* **Work order**
Please copy all of the records exactly, leaving nothing out.

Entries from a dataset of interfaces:
::::

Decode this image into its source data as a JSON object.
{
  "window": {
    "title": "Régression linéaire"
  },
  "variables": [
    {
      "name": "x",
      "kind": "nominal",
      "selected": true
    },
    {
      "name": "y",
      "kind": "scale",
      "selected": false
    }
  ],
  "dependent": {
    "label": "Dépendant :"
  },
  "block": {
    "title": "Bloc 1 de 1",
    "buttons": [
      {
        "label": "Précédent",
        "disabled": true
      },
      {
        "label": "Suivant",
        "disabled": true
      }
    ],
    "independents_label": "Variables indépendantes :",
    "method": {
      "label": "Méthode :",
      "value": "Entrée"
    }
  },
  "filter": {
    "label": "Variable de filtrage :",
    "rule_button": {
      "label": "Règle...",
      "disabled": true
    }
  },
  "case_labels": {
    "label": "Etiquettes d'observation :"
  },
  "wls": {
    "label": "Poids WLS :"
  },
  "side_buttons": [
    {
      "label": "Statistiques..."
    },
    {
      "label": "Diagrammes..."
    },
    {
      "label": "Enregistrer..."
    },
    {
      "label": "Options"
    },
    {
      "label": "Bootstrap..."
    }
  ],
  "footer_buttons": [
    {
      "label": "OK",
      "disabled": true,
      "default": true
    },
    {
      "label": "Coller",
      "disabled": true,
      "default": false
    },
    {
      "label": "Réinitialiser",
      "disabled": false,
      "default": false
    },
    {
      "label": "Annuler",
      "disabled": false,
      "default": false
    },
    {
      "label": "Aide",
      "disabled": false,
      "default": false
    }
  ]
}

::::

* **Solution to the exercise**
Decode this image into its source data as a JSON object.
{
  "window": {
    "title": "Régression linéaire"
  },
  "variables": [
    {
      "name": "x",
      "kind": "nominal",
      "selected": true
    },
    {
      "name": "y",
      "kind": "scale",
      "selected": false
    }
  ],
  "dependent": {
    "label": "Dépendant :"
  },
  "block": {
    "title": "Bloc 1 de 1",
    "buttons": [
      {
        "label": "Précédent",
        "disabled": true
      },
      {
        "label": "Suivant",
        "disabled": true
      }
    ],
    "independents_label": "Variables indépendantes :",
    "method": {
      "label": "Méthode :",
      "value": "Entrée"
    }
  },
  "filter": {
    "label": "Variable de filtrage :",
    "rule_button": {
      "label": "Règle...",
      "disabled": true
    }
  },
  "case_labels": {
    "label": "Etiquettes d'observation :"
  },
  "wls": {
    "label": "Poids WLS :"
  },
  "side_buttons": [
    {
      "label": "Statistiques..."
    },
    {
      "label": "Diagrammes..."
    },
    {
      "label": "Enregistrer..."
    },
    {
      "label": "Options"
    },
    {
      "label": "Bootstrap..."
    }
  ],
  "footer_buttons": [
    {
      "label": "OK",
      "disabled": true,
      "default": true
    },
    {
      "label": "Coller",
      "disabled": true,
      "default": false
    },
    {
      "label": "Réinitialiser",
      "disabled": false,
      "default": false
    },
    {
      "label": "Annuler",
      "disabled": false,
      "default": false
    },
    {
      "label": "Aide",
      "disabled": false,
      "default": false
    }
  ]
}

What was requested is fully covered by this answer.